The other important ideas that Ada wrote about became the foundations of modern coding and computing today! She wrote about how machines, like the Analytical Engine, could do much more than math questions: it could produce music notes and produce artwork. Instead of seeing the wheels and cogs as numbers, Ada looked to see what other things they could represent. This idea changed how we looked at machines. Before we just saw them as giant calculators, but with Ada’s writing, machines could become what we call computers!
Her third idea was how to write the instructions for the machine. In coding, we write out the steps one line at a time, which is what Ada did. Putting things one line at a time helped the machine process the instructions. Her last idea is one that we still can’t answer today: can machines think for themselves? Today we have apps on phones like Siri that we can interact with, but can Siri think independently? Ada wrote about how the Analytical Engine could only be told to do something, and how the Engine could not create anything by itself. Without instructions, the Engine could not do calculations or solve problems.
Soon after her ground-breaking work was published, Ada fell sick again just like her childhood. But this time it was more serious, as Ada got cancer and passed away when she was 36. Even though she passed away young, Ada has had a lasting impact on the world, both in her own time and today’s time! Just imagine how different our world would be without computers, or how much longer invention of computers would have taken! We have much to be thankful for from the works of Ada Lovelace, the Countess of Coding.
‘Ada Byron, Countess of Lovelace’. Retrieved from: http://www.sdsc.edu/ScienceWomen/lovelace.html
‘Ada Lovelace’s Notes’. Retrieved from: http://www.cs.yale.edu/homes/tap/Files/ada-lovelace-notes.html
Lovelace, Ada. (1843). Sketch of the Analysis Engine Invented by Charles Babbage, esq by L.F. Menabrea, of Turin, Officer of the Military Engineers. In Richard Taylor (Ed), Scientific Memoirs selected from the Transaction of Foreign Academies of Science and Learned Societies and from Foreign Journals. (666-731). London: Richard and John Taylor.
Morais, Betsy. (2013, Oct 15). Ada Lovelace, The First Tech Visioniary. Retrieved from http://www.newyorker.com/tech/elements/ada-lovelace-the-first-tech-visionary
O’Connor, JJ and Robertson, E.F. (2002, August). Augusta Ada King, Countess of Lovelace.
Popova, Maria. (2014, Dec 10). How Ada Lovelace, Lord Byron’s Daughter, Became the World’s First Computer Programmer. Retrieved from https://www.brainpickings.org/2014/12/10/ada-lovelace-walter-isaacson-innovators/
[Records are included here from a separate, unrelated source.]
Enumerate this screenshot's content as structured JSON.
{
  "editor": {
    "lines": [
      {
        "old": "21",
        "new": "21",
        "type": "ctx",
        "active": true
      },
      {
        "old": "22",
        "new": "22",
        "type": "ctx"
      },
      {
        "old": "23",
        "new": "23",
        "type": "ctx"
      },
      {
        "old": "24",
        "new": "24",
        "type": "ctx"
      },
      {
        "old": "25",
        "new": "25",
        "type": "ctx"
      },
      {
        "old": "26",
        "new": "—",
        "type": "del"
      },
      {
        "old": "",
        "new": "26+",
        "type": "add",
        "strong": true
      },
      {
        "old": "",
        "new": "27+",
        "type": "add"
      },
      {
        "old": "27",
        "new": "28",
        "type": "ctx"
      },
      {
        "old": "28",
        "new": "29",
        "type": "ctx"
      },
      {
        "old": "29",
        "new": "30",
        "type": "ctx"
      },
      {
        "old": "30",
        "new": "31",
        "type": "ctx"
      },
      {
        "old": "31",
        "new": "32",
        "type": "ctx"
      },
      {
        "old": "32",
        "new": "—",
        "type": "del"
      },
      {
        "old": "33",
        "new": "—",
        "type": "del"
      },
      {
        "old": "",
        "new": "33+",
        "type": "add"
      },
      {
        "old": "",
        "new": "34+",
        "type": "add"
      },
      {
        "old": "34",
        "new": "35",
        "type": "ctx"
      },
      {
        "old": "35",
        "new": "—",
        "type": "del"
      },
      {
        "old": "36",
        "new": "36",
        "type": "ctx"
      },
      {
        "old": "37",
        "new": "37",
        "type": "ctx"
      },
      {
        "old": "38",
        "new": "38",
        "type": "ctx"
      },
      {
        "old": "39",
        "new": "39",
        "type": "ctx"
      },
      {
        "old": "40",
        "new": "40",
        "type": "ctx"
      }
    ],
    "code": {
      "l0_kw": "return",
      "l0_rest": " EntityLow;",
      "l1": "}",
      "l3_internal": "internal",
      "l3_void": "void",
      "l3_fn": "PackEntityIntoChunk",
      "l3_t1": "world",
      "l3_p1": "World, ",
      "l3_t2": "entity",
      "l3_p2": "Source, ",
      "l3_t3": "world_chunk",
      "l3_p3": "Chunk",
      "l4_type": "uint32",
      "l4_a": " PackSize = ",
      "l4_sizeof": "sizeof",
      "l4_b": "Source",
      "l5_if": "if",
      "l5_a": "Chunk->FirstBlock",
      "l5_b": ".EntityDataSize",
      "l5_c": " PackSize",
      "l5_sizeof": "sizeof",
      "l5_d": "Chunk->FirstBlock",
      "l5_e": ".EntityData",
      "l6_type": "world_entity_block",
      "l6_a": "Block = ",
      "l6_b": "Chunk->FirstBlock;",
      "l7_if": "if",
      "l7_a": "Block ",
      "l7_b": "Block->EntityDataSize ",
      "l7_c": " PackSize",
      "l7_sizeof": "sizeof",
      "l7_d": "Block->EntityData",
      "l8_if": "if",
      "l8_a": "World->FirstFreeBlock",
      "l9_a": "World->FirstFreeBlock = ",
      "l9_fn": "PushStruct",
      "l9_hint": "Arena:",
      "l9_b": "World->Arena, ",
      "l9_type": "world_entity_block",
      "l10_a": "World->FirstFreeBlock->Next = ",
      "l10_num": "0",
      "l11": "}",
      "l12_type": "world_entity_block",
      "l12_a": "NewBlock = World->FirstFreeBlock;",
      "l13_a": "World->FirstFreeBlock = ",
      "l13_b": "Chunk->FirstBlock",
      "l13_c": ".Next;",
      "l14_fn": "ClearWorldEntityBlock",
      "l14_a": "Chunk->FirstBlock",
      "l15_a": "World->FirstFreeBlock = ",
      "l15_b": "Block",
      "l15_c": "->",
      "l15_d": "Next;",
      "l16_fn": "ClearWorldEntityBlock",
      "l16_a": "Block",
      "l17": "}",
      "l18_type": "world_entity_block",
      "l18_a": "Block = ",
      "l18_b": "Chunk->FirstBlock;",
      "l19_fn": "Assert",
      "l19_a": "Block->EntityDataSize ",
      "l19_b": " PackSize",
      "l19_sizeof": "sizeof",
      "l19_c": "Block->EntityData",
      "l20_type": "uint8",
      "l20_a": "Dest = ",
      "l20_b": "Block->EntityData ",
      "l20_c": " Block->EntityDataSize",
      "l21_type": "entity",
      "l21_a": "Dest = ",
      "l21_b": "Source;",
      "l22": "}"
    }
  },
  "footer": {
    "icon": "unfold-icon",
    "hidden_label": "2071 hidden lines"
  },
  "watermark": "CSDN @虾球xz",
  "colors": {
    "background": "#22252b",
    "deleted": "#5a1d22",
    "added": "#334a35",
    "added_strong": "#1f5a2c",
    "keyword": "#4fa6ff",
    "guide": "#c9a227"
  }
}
Toole, Betty. (2016, Feb 25). Ada Byron, Lady Lovelace. Retrieved from https://www.agnesscott.edu/lriddle/women/love.htm